palate hates me.

20. Strum My Guitar (Done). I taught myself a handful of new songs this year, some of which I’ve already forgotten. That aside, I need to devote more time/energy to my guitar-playing. It’s the one personal hobby I’m certain I’d enjoy if only I could commit to it.

21. Visit Virginia (Done). I spent a week in Virginia, in a big ole’ house along the west side of a mountain, all of it thanks to a generous offer from my mother, my brother, my older sister and
my aunt.

22. Learn More About Photography (Done). In addition to doubling the number of personal photographs I shot, I also studied the work of Fred Herzog, Joel Meyerowitz, William Eggleston, Bruce Davidson, Vivian Maier and many others.

23-27: The Near Misses (Tasks I Never Quite Got Around To)

23. Win an Award.

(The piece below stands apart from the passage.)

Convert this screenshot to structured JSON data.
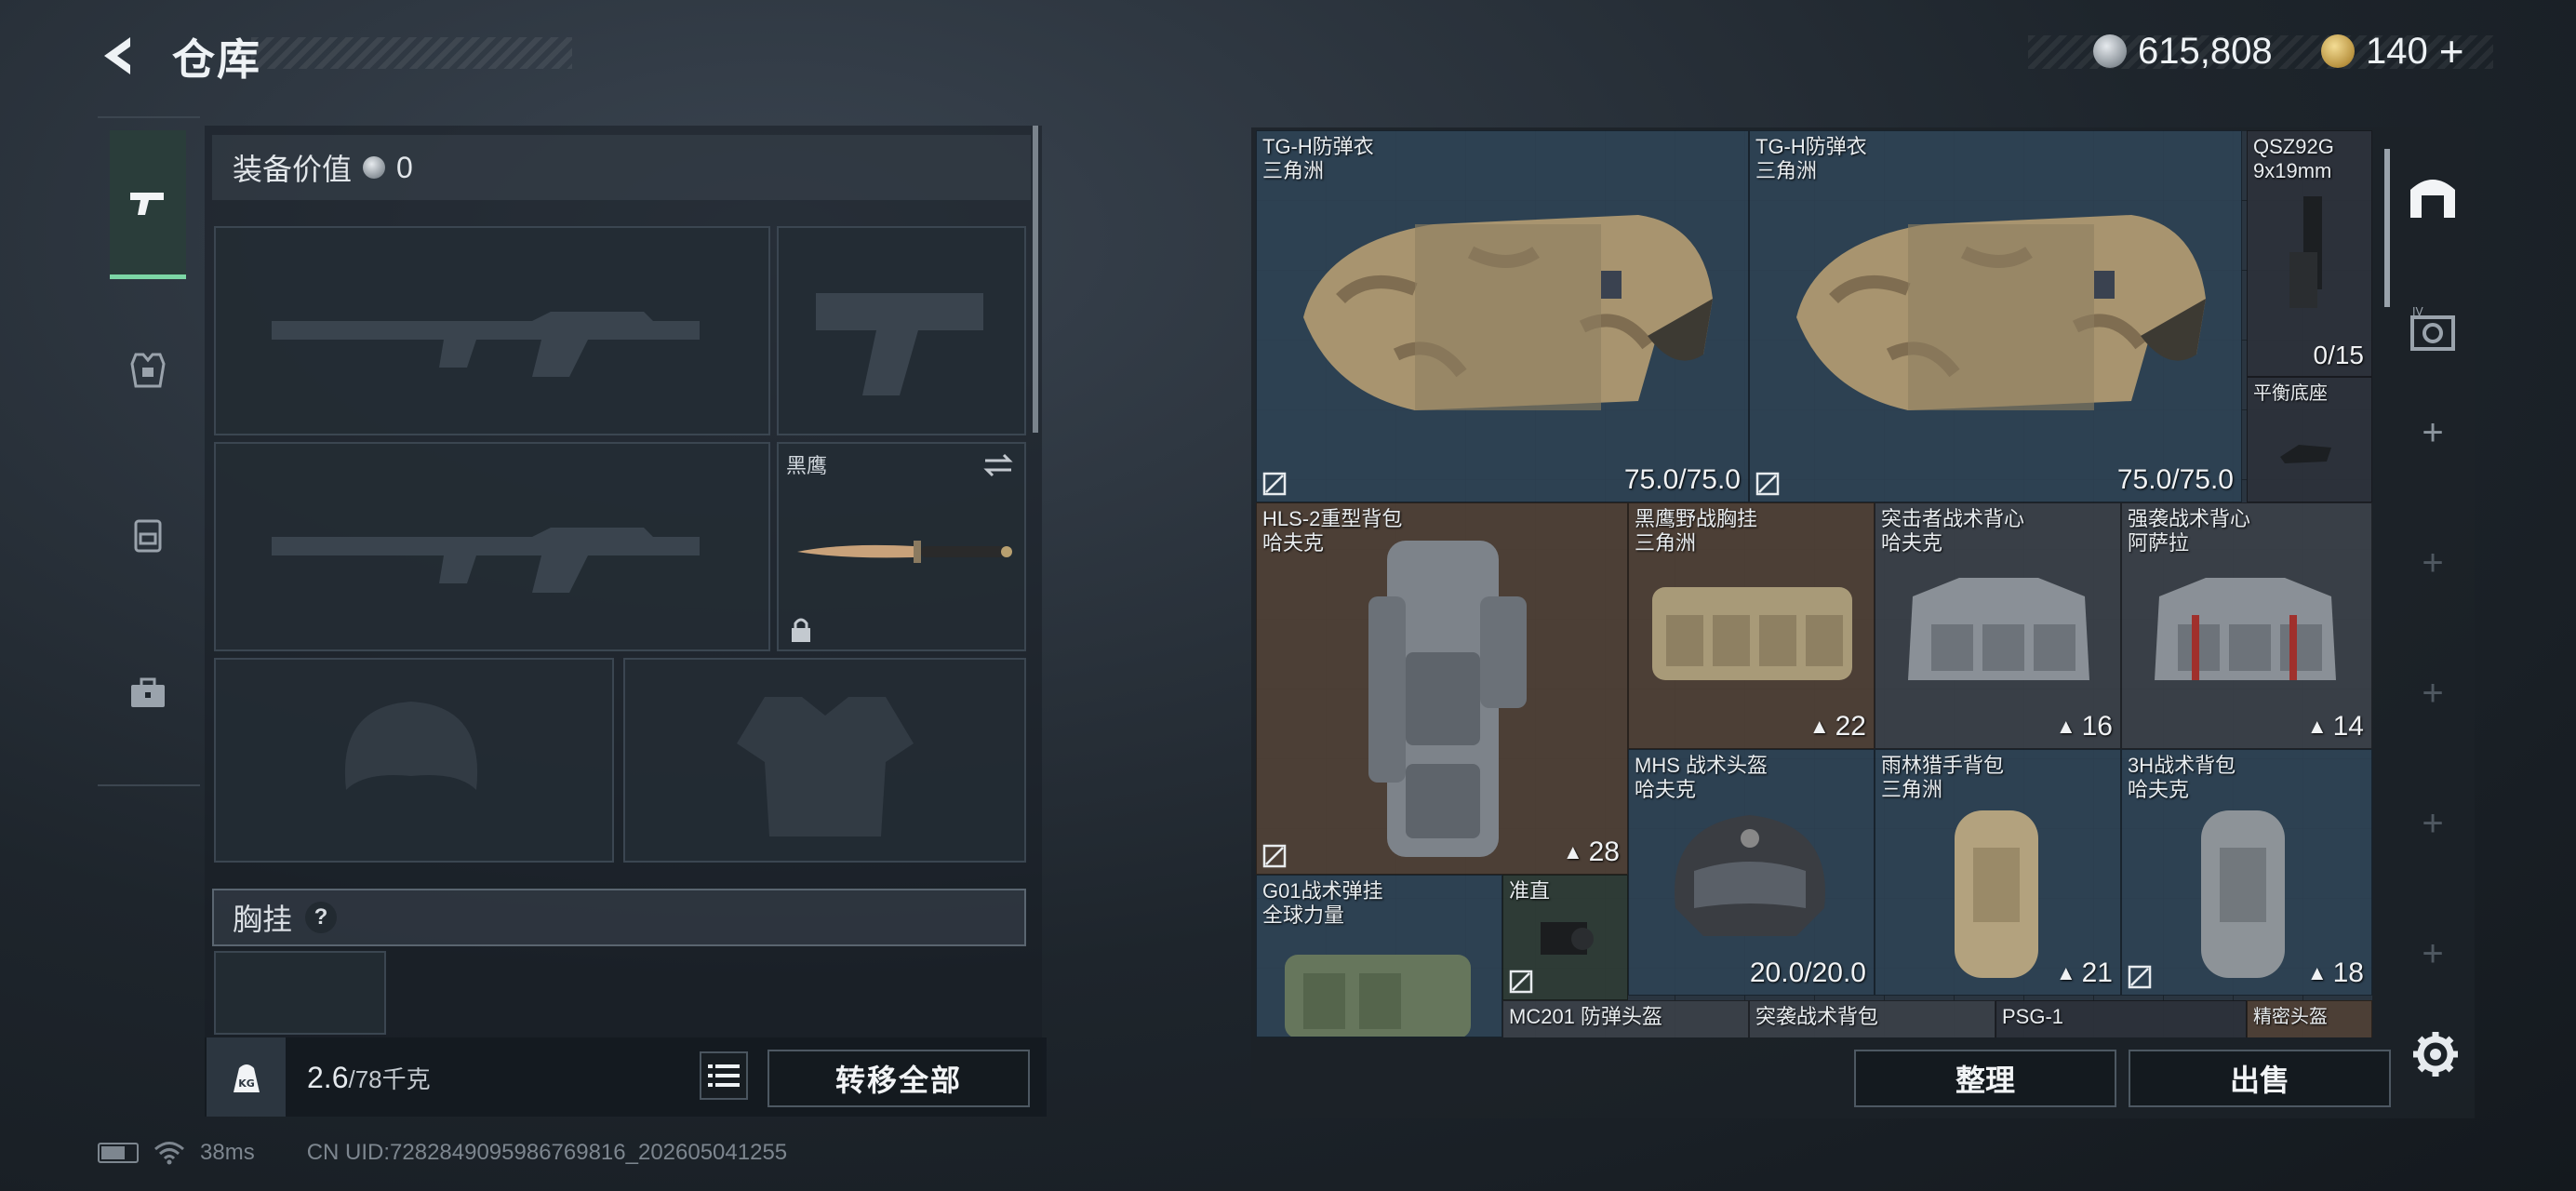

I won no awards. I lost. I am a loser.

24/25. Study Poker/Pool. I read about both, watched tutorials and televised competition. But I never raised a cue or played a hand. Gotta work on that.

26. Have My Work Appear In a New Publication. I could defend this failure a thousand fold, using any excuse from “I was too busy posting via my own site,” to “Dude, my shit’s been reposted, like, a thousand fuckin’ times,” but the reality is I only wound up pitching two ideas (both to Gothamist), and they were long shots, to be sure. Never heard back. Never pursued either idea any further.

27. Meet a Girl. No … no, I sure didn’t.

Final tally: 22-5

Not bad for a blue-collar schlep running low on good fortune. And yet, what does it matter, really? I mean, one could insist that it unequivocally doesn’t, that any schmo with “an entire year worth of nothin'” could’ve accomplished the same thing. As a matter of fact, one could adopt the stance this entire post amounts to little more than petty boasting, which, while true, comes counterbalanced by the fact we live in a culture that consistently rewards individuals for rushing online to seek validation, often for the most banal – if not completely infantile – of reasons. At its core, the overriding message reads like this: “I am a consumer. I am a maker and a spender of good money. I am a goer of places and a doer of things. All I ask is that you love me, please.”

In a culture such as that, I’ll take my kicks where I can get ’em.

Perhaps 2013 represented some type of fuck-you-40 moment for me, an ongoing 12-month stretch during which I bucked long-time convention, behaving a lot more like an apt reflection of the virtues I admire. I have no idea where it is I go from here, I can only assure you that whatever it is I do with the next 25+ years of my life, it’ll include some opportunity to teach, help, heal or inspire; to aspire to something more worthwhile than simply sticking decent people with a goddamn bill of sale.

Perhaps it’s time to fulfill a lifelong dream, set out upon a cross-country road trip. I think I really cotton to the idea of getting lost inside the Dustbowl, sleeping ’neath the sky in west Montana. Can you dig it? If so, feel free to get at me.

Enough of this penny-ante bullshit. It’s time to trip the light fantastic.

Day 730

(Moving On is a regular feature on IFB.)

©Copyright Bob Hill